I am writing on behalf of millions of Venezuelans currently fighting to get their country back and to recover their dignity, after being trampled by a man that Jeremy Corbyn seems to openly support despite his part in burying an entire nation in the utmost misery.
While I understand how foreign intervention in our domestic conflict could be considered worrisome, I don't think those concerns move Corbyn. He has not directly expressed his position in relation to the Venezuela crisis and, during his meeting last week with ambassadors from Latin America and the Caribbean, only a spokesman from the Labour Party addressed the issue in a general statement.
In the past, Corbyn has openly given his support for the now deceased Hugo Chavez, but he has never explicitly expressed his position towards Chavez's successor, Nicolas Maduro, dismissing pressure from his peers to do so. I highly doubt that he cares about what is happening in our country. Much worse, he brazenly ignores it.
I would like to point out to Corbyn that during the last 20 years, Venezuela has gone through more elections than many Latin American nations put together. But amid ongoing turmoil, we still believe in democracy, and have done our best to respect it and maintain it.
However, Maduro's government has, in my view, mocked the Venezuelan constitution, violated our human rights; destroyed our economy; starved the citizens; killed sick children left abandoned by the regimen in hospitals that significantly lack resources; forced mothers to give away their children because they cannot feed them; and forced more than 3 million citizens to abandon their country in hopes of finding a way to feed themselves and their families.
The Maduro regime is, in my opinion, responsible for making thousands of children live in the streets, barefoot, barely dressed and searching for food in garbage bins. It has made Venezuelan women sell their hair for money, and sent doctors, engineers, teachers, nurses, researchers and scientist to work as taxi drivers, cleaners, waiters or dishwashers in numerous countries where these jobs provide them with a higher income than their original careers in Venezuela.
Maduro has destroyed PDVSA -- an iconic oil and gas company in our country that vastly contributed to our economy -- through alleged corruption, not to mention fiscal irresponsibility. And yet, he continues to do as he pleases, even going as far as launching his own salsa radio show and staging dances in public amid all the aforementioned chaos. Meanwhile, citizens from the young to the elderly are still dying in droves.
In perhaps the most overt threat to democracy from the president, the same move that has drawn condemnation worldwide, Maduro has also been accused of forging the results of the last election, as well as openly threatening his citizens with blocking their access to ComitA[c]s Locales de Abastecimiento y ProducciA[sup.3]n (Clap) bags, if they did not vote in the government's favour.

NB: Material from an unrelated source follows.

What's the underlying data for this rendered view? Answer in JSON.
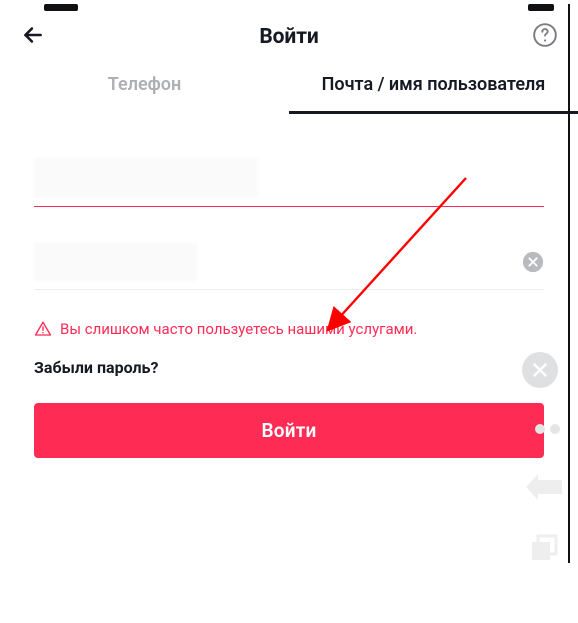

Originally introduced by Chavez, the Clap bags are the product of Maduro's flagship scheme to manage food distribution in the Venezuela. The bags are managed by the Local Committees of Supply and Production, which ensure that only those registered with the government party receive them.
Sadly, none of the above is hyperbole; these are all widely documented facts. So why does Corbyn still appear to recognise this man as the rightful president of a nation that bleeds from within and longs for its freedom from him?
I had the opportunity as a young journalist to meet and talk with Chavez, the man who 20 years ago set up the country to live its worst political tragedy known to modern times.
I cannot say that Corbyn reminds me of this man, who undoubtedly exuded charm and a devastatingly magnetic personality. No one would accuse Corbyn of possessing those traits. However, when I hear him spread his ill-conceived rhetoric and see his body language, I can't help but think of Chavez.
I never supported Chavez, and, in fact, I left my country a year after he took power. I foresaw what was coming, having met the man, but when I later moved to the UK 12 years ago, I was inclined towards what I thought were the beliefs of the Labour Party -- a less dramatic version of the positive aspects of socialism.
Now, based on my observation of the Corbyn-led party, my vision has changed. I am fearful of the prospect of reliving the social resentment I experienced with Chavez. Chavez stirred people's hatred towards each other and created a polarised society that did not exist before. The strategy to "divide and conquer" shouldn't be applied in this context where the lives and destinies of millions are at stake.
Does Corbyn have any idea how long it will take Venezuela to recover from this political, social and economic catastrophe? Doesn't he think we have the right to start our recovery as soon as possible?
All Corbyn appears to be doing at this point is confusing the debate with thoughtless, yet highly predictable contributions. Part of the general statement of the Labour Party, says that "all parties need to respect the rule of law, human rights and democratic processes". Where have these been for the last 20 years?
Does Corbyn think that Maduro will follow these suggestions? The rest of their statement denies any support to outside interference in Venezuela "the future of Venezuela is a matter for Venezuelans". But this is exactly what the Venezuelans are trying to do, to have their country and their democracy back.
The Labour leader doesn't seem to have any notion of the humanitarian crisis in Venezuela. Juan Guaido does not have the intention to ally with foreign powers to consolidate himself in the presidency of Venezuela. Guaido's first goal is to get international help to attend to the genuine humanitarian crisis we are living thanks to Maduro. Why on earth would Corbyn oppose that?